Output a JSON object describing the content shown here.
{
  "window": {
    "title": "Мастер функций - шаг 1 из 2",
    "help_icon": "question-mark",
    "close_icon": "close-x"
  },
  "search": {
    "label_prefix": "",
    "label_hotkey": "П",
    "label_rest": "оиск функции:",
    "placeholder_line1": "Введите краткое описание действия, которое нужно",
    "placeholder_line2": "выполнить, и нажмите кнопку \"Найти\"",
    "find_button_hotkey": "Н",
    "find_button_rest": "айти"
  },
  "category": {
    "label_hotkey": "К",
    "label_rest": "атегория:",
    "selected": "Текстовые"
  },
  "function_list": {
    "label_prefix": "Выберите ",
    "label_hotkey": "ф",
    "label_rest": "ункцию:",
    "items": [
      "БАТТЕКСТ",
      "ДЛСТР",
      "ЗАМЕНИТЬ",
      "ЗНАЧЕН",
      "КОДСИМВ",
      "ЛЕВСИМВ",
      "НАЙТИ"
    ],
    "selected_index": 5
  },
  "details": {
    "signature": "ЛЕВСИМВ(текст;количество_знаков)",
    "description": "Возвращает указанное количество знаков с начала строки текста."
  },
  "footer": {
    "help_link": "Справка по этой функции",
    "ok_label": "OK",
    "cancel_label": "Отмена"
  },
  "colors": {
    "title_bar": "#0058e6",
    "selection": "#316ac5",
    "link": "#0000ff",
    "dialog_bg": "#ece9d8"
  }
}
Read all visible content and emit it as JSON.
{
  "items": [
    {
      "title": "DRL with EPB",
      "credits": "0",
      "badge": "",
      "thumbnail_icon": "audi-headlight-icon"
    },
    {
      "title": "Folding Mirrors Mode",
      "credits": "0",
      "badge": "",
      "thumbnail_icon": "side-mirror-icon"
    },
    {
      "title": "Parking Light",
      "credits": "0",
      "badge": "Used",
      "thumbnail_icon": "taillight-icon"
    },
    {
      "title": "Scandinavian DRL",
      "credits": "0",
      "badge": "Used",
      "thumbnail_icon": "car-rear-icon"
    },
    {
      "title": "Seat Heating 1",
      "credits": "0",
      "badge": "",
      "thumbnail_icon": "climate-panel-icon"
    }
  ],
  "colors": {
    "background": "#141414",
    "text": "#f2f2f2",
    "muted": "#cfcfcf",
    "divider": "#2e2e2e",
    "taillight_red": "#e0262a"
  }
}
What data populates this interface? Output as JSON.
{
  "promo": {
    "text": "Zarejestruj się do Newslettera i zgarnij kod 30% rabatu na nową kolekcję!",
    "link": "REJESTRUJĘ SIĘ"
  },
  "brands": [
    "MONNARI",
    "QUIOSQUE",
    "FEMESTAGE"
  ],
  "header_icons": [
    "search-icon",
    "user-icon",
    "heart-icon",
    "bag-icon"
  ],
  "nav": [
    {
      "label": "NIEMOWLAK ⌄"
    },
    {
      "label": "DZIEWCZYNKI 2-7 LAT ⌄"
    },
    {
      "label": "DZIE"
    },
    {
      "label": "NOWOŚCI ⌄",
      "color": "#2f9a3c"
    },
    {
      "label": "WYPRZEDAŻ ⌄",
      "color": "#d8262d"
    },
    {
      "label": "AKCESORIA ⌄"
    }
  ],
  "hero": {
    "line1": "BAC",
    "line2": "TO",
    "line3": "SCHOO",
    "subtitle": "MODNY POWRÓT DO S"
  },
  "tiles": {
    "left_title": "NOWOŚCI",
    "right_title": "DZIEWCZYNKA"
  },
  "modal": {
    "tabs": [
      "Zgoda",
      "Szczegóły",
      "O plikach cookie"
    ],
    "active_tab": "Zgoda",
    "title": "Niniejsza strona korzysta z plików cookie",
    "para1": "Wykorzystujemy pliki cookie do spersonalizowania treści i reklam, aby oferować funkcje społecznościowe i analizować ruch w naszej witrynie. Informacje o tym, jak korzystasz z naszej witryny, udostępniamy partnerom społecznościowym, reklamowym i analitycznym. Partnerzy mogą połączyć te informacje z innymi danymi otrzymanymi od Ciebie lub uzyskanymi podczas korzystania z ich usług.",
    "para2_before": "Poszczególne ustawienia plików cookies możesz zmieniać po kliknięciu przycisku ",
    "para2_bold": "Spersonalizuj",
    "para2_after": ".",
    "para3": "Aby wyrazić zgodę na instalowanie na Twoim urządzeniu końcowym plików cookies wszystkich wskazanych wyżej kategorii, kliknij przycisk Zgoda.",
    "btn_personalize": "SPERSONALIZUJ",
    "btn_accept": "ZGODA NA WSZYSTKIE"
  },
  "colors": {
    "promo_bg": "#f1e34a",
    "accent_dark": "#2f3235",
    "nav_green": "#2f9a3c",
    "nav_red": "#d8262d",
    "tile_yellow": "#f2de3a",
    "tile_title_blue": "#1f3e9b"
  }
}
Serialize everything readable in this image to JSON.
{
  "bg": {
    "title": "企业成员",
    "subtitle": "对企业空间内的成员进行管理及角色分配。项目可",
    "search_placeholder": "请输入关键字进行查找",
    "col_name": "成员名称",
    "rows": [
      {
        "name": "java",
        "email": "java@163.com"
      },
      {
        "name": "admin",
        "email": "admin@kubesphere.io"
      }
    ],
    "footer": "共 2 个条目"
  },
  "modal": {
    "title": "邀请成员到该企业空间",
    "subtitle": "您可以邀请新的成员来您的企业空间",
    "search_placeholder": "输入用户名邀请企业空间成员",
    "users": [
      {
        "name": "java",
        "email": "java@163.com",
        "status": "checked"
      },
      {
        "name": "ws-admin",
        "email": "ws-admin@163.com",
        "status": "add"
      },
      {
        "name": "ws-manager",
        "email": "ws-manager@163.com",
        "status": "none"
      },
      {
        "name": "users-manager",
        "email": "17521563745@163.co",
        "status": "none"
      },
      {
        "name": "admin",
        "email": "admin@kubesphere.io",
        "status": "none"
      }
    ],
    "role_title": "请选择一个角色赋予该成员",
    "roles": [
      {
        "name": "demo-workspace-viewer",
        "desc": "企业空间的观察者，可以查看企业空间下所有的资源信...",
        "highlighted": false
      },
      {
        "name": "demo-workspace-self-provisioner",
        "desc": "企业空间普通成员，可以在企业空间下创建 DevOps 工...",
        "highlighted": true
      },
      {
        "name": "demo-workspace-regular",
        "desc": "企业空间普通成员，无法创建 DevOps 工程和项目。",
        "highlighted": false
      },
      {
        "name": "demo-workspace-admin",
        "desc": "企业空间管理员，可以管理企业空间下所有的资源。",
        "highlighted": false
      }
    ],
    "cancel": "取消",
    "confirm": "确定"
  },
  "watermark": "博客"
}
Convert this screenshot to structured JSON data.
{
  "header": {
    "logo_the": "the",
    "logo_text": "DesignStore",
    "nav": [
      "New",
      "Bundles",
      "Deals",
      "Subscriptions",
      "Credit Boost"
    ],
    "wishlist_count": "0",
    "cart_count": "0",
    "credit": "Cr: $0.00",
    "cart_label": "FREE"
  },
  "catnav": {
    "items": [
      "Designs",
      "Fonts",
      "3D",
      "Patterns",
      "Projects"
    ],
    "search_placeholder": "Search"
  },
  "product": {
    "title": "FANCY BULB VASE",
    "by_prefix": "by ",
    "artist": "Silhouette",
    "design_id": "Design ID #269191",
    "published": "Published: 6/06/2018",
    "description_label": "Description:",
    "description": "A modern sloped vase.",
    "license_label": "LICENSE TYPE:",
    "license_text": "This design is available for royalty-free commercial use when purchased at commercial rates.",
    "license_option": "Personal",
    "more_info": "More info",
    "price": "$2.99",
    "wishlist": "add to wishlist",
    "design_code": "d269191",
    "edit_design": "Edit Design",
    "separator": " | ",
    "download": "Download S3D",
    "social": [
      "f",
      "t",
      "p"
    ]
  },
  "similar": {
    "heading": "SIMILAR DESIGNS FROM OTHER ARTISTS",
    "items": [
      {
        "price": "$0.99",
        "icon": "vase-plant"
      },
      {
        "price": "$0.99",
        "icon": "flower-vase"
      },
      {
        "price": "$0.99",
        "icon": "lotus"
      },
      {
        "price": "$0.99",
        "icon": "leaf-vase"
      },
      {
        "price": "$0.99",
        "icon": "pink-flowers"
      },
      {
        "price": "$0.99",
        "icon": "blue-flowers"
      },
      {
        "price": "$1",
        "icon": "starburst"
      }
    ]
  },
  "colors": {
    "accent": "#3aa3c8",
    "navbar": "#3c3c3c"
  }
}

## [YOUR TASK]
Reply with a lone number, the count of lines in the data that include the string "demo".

## [THE ANSWER]
4